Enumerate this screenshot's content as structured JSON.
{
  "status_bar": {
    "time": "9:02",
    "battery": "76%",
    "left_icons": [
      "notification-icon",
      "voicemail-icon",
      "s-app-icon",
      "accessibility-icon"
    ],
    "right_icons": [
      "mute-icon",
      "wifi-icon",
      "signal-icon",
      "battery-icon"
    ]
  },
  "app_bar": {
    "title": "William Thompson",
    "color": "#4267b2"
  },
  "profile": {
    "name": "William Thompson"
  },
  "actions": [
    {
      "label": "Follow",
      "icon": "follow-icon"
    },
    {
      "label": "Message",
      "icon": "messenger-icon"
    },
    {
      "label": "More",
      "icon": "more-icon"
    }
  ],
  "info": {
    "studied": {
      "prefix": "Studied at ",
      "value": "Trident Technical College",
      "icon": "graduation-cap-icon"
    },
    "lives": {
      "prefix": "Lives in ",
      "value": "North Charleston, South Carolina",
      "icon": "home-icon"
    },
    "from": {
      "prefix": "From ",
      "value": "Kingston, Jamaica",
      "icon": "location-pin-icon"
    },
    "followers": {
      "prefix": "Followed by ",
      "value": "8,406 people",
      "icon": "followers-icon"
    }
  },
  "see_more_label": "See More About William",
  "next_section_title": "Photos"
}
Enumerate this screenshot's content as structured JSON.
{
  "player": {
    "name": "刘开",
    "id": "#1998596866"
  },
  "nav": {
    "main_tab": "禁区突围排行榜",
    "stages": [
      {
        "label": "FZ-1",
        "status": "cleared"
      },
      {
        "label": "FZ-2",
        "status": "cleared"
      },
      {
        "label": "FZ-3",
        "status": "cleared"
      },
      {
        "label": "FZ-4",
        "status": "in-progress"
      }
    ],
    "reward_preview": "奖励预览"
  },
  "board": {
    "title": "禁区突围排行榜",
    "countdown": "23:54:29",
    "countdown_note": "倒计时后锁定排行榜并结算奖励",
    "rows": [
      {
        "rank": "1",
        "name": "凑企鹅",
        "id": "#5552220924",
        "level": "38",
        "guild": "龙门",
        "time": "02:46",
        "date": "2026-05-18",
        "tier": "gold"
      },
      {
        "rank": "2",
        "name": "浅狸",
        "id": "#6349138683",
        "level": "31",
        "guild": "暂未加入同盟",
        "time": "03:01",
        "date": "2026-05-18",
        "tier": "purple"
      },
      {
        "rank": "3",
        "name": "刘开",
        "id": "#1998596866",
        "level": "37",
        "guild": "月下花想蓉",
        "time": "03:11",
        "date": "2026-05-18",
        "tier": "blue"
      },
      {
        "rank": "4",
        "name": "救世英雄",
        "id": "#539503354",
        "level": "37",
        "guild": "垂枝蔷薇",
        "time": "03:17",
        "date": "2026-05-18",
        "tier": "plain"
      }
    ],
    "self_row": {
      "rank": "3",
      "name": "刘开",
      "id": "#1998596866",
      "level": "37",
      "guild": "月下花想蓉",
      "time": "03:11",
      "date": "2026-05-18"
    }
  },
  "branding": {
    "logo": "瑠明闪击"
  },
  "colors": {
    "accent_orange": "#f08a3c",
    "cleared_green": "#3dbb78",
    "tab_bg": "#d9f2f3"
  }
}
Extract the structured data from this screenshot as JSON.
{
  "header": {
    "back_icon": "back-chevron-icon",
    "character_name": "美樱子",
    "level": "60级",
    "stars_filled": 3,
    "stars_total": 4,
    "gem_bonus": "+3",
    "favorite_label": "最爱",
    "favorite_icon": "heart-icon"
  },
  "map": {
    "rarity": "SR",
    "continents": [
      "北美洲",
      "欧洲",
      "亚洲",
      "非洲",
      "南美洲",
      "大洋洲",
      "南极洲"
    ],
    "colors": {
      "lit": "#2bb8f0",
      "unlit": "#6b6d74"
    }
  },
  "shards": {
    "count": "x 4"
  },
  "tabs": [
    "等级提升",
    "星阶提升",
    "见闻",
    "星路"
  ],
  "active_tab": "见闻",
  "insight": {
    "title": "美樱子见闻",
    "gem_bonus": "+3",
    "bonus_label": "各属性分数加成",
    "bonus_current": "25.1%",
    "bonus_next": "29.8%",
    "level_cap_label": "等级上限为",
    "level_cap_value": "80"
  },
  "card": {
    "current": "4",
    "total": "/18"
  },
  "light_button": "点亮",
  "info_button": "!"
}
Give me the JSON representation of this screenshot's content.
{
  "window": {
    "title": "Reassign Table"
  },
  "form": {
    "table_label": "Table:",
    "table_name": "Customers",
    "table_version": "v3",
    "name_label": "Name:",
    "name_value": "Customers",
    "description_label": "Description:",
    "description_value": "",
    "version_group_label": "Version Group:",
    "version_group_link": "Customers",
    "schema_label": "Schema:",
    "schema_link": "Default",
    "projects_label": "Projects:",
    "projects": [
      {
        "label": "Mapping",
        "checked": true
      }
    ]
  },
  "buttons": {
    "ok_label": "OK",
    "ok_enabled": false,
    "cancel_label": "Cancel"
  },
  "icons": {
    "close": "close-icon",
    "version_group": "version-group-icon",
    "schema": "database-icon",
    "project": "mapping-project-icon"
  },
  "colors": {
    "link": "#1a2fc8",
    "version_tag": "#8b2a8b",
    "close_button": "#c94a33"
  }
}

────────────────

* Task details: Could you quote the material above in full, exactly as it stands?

* Result of this exercise:
Enumerate this screenshot's content as structured JSON.
{
  "status_bar": {
    "time": "9:02",
    "battery": "76%",
    "left_icons": [
      "notification-icon",
      "voicemail-icon",
      "s-app-icon",
      "accessibility-icon"
    ],
    "right_icons": [
      "mute-icon",
      "wifi-icon",
      "signal-icon",
      "battery-icon"
    ]
  },
  "app_bar": {
    "title": "William Thompson",
    "color": "#4267b2"
  },
  "profile": {
    "name": "William Thompson"
  },
  "actions": [
    {
      "label": "Follow",
      "icon": "follow-icon"
    },
    {
      "label": "Message",
      "icon": "messenger-icon"
    },
    {
      "label": "More",
      "icon": "more-icon"
    }
  ],
  "info": {
    "studied": {
      "prefix": "Studied at ",
      "value": "Trident Technical College",
      "icon": "graduation-cap-icon"
    },
    "lives": {
      "prefix": "Lives in ",
      "value": "North Charleston, South Carolina",
      "icon": "home-icon"
    },
    "from": {
      "prefix": "From ",
      "value": "Kingston, Jamaica",
      "icon": "location-pin-icon"
    },
    "followers": {
      "prefix": "Followed by ",
      "value": "8,406 people",
      "icon": "followers-icon"
    }
  },
  "see_more_label": "See More About William",
  "next_section_title": "Photos"
}
Enumerate this screenshot's content as structured JSON.
{
  "player": {
    "name": "刘开",
    "id": "#1998596866"
  },
  "nav": {
    "main_tab": "禁区突围排行榜",
    "stages": [
      {
        "label": "FZ-1",
        "status": "cleared"
      },
      {
        "label": "FZ-2",
        "status": "cleared"
      },
      {
        "label": "FZ-3",
        "status": "cleared"
      },
      {
        "label": "FZ-4",
        "status": "in-progress"
      }
    ],
    "reward_preview": "奖励预览"
  },
  "board": {
    "title": "禁区突围排行榜",
    "countdown": "23:54:29",
    "countdown_note": "倒计时后锁定排行榜并结算奖励",
    "rows": [
      {
        "rank": "1",
        "name": "凑企鹅",
        "id": "#5552220924",
        "level": "38",
        "guild": "龙门",
        "time": "02:46",
        "date": "2026-05-18",
        "tier": "gold"
      },
      {
        "rank": "2",
        "name": "浅狸",
        "id": "#6349138683",
        "level": "31",
        "guild": "暂未加入同盟",
        "time": "03:01",
        "date": "2026-05-18",
        "tier": "purple"
      },
      {
        "rank": "3",
        "name": "刘开",
        "id": "#1998596866",
        "level": "37",
        "guild": "月下花想蓉",
        "time": "03:11",
        "date": "2026-05-18",
        "tier": "blue"
      },
      {
        "rank": "4",
        "name": "救世英雄",
        "id": "#539503354",
        "level": "37",
        "guild": "垂枝蔷薇",
        "time": "03:17",
        "date": "2026-05-18",
        "tier": "plain"
      }
    ],
    "self_row": {
      "rank": "3",
      "name": "刘开",
      "id": "#1998596866",
      "level": "37",
      "guild": "月下花想蓉",
      "time": "03:11",
      "date": "2026-05-18"
    }
  },
  "branding": {
    "logo": "瑠明闪击"
  },
  "colors": {
    "accent_orange": "#f08a3c",
    "cleared_green": "#3dbb78",
    "tab_bg": "#d9f2f3"
  }
}
Extract the structured data from this screenshot as JSON.
{
  "header": {
    "back_icon": "back-chevron-icon",
    "character_name": "美樱子",
    "level": "60级",
    "stars_filled": 3,
    "stars_total": 4,
    "gem_bonus": "+3",
    "favorite_label": "最爱",
    "favorite_icon": "heart-icon"
  },
  "map": {
    "rarity": "SR",
    "continents": [
      "北美洲",
      "欧洲",
      "亚洲",
      "非洲",
      "南美洲",
      "大洋洲",
      "南极洲"
    ],
    "colors": {
      "lit": "#2bb8f0",
      "unlit": "#6b6d74"
    }
  },
  "shards": {
    "count": "x 4"
  },
  "tabs": [
    "等级提升",
    "星阶提升",
    "见闻",
    "星路"
  ],
  "active_tab": "见闻",
  "insight": {
    "title": "美樱子见闻",
    "gem_bonus": "+3",
    "bonus_label": "各属性分数加成",
    "bonus_current": "25.1%",
    "bonus_next": "29.8%",
    "level_cap_label": "等级上限为",
    "level_cap_value": "80"
  },
  "card": {
    "current": "4",
    "total": "/18"
  },
  "light_button": "点亮",
  "info_button": "!"
}
Give me the JSON representation of this screenshot's content.
{
  "window": {
    "title": "Reassign Table"
  },
  "form": {
    "table_label": "Table:",
    "table_name": "Customers",
    "table_version": "v3",
    "name_label": "Name:",
    "name_value": "Customers",
    "description_label": "Description:",
    "description_value": "",
    "version_group_label": "Version Group:",
    "version_group_link": "Customers",
    "schema_label": "Schema:",
    "schema_link": "Default",
    "projects_label": "Projects:",
    "projects": [
      {
        "label": "Mapping",
        "checked": true
      }
    ]
  },
  "buttons": {
    "ok_label": "OK",
    "ok_enabled": false,
    "cancel_label": "Cancel"
  },
  "icons": {
    "close": "close-icon",
    "version_group": "version-group-icon",
    "schema": "database-icon",
    "project": "mapping-project-icon"
  },
  "colors": {
    "link": "#1a2fc8",
    "version_tag": "#8b2a8b",
    "close_button": "#c94a33"
  }
}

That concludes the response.